▸ **WORK REQUIRED**:
Whenever a line below includes "face", add it to the tally, then give the total and nothing more.
Start of EXCERPTED DATA
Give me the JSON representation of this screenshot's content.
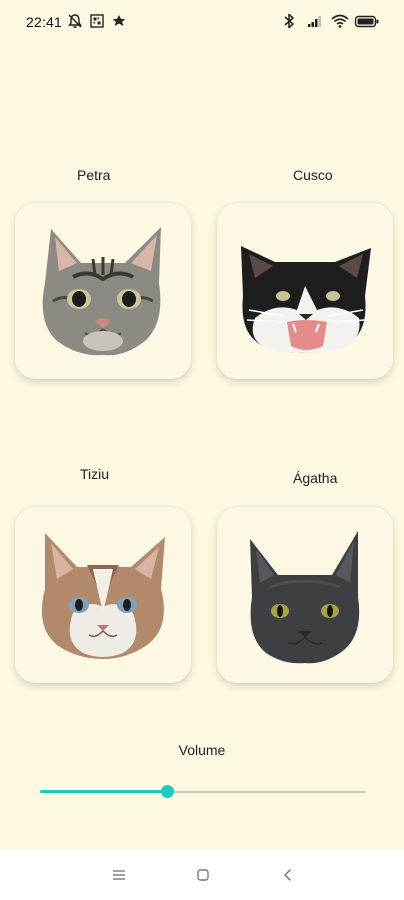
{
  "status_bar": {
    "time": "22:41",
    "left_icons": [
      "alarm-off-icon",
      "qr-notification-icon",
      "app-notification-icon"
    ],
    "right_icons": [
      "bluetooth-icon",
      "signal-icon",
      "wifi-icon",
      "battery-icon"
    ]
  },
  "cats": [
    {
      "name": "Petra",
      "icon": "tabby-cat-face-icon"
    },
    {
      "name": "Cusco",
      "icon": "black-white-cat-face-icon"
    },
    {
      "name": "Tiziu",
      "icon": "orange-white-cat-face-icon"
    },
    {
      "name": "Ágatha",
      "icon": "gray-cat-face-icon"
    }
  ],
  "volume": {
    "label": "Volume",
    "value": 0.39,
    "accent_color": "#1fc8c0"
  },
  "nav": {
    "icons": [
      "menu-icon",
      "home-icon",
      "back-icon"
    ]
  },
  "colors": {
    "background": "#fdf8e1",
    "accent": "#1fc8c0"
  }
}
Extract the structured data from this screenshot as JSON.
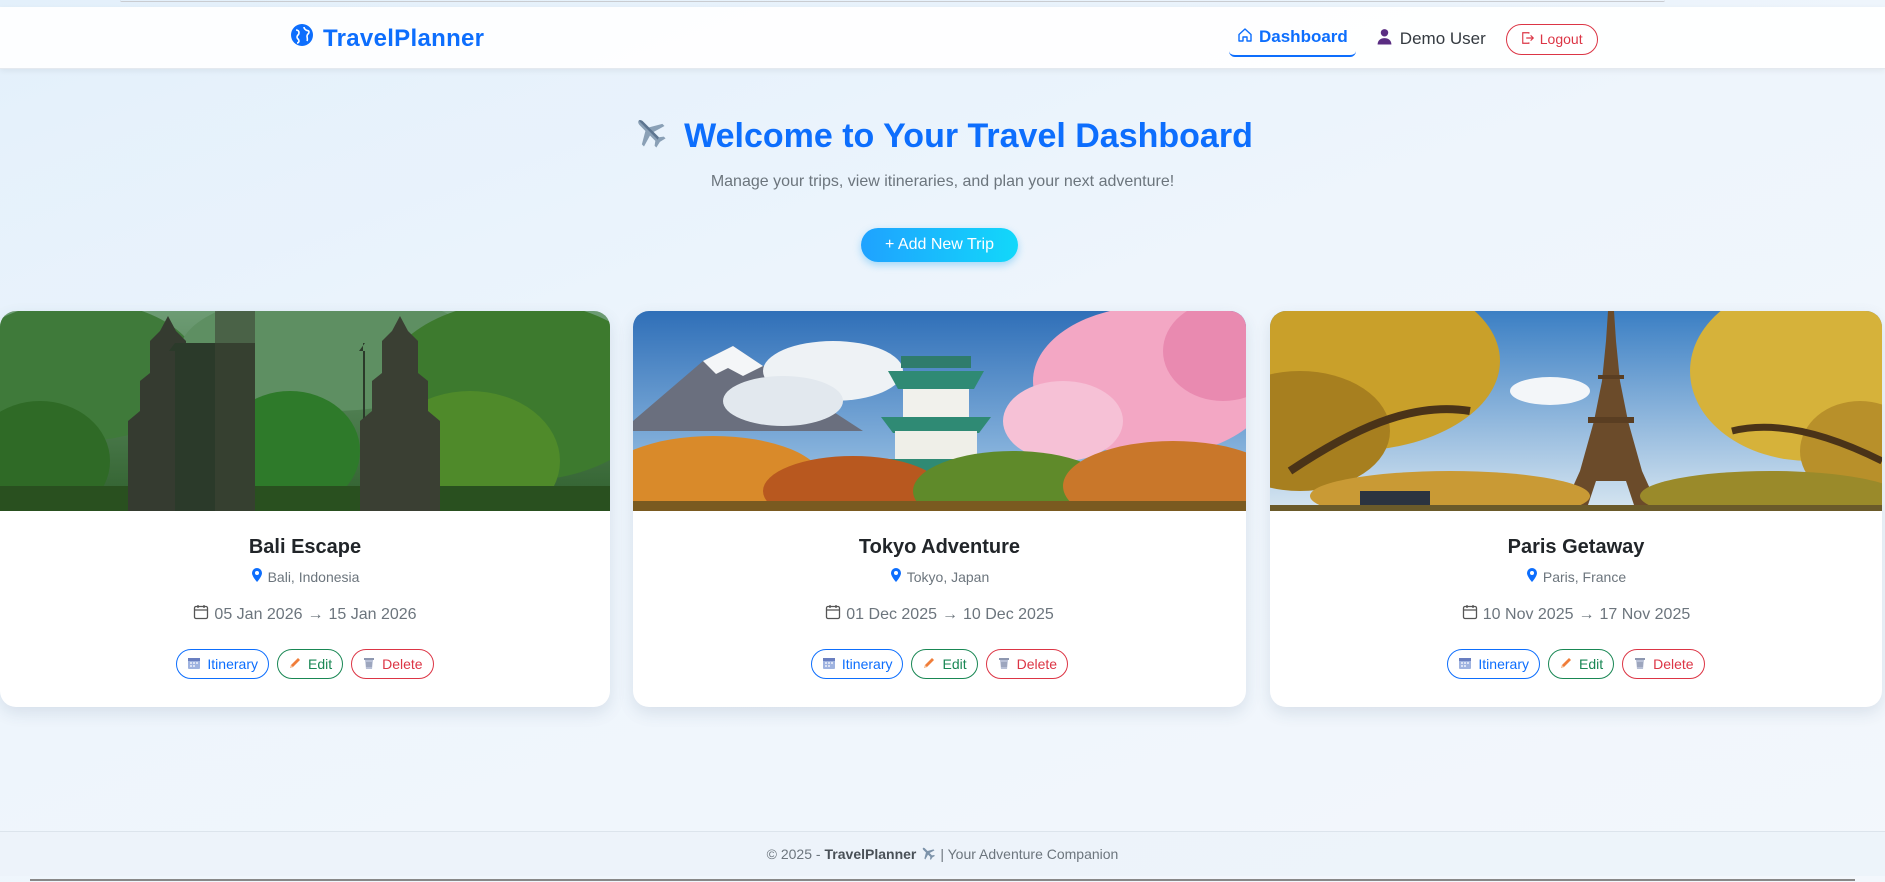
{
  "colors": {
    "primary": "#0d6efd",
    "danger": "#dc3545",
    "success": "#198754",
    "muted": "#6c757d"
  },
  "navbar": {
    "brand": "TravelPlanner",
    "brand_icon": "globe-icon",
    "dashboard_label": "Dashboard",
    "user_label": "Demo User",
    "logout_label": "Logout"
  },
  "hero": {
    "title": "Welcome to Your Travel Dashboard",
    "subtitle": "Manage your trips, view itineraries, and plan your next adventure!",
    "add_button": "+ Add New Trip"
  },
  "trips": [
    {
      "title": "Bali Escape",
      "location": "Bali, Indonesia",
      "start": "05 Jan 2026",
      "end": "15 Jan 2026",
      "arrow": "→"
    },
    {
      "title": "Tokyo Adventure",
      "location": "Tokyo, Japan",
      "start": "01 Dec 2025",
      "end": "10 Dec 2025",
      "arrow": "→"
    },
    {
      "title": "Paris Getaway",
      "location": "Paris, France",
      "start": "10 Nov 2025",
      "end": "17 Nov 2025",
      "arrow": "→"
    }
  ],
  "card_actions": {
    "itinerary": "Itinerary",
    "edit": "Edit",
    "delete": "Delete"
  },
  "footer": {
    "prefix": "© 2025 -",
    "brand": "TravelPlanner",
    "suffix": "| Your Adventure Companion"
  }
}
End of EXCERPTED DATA
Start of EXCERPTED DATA
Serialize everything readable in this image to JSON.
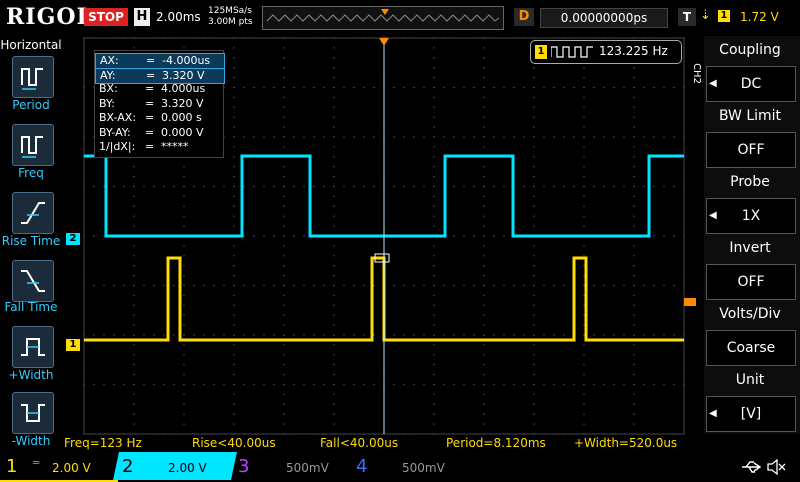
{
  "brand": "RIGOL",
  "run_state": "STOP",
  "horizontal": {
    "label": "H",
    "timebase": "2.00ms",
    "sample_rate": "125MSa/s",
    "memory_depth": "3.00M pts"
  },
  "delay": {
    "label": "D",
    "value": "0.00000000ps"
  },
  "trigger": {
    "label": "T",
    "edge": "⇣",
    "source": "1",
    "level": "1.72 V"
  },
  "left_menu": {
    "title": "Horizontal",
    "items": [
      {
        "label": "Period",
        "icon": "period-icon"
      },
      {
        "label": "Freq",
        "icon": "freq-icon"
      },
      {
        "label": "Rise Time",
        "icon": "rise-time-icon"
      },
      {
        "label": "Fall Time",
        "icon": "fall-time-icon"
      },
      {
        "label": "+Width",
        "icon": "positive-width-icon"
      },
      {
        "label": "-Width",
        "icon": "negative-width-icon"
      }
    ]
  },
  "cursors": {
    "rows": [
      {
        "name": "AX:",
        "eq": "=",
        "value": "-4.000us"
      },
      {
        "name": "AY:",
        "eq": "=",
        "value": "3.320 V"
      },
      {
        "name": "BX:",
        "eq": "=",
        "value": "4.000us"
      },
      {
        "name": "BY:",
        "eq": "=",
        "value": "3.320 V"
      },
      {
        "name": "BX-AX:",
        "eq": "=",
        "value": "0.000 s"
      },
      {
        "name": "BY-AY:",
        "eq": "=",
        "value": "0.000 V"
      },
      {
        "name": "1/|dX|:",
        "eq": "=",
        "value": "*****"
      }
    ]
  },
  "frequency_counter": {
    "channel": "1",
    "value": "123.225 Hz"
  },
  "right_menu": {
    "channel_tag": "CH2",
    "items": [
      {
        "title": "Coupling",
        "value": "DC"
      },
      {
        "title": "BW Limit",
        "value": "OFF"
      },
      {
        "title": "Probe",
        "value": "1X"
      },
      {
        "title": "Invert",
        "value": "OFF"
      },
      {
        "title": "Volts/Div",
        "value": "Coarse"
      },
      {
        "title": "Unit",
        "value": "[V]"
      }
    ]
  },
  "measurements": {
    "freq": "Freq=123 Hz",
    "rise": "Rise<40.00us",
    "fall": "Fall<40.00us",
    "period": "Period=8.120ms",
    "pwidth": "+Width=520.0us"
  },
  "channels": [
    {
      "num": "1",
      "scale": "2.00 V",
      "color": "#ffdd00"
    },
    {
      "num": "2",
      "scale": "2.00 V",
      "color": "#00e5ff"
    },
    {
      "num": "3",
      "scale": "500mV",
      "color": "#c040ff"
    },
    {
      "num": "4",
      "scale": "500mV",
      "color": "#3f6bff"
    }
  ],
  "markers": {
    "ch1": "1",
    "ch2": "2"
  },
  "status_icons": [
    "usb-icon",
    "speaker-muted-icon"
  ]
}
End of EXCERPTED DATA
▸ **EXPECTED ANSWER**:
4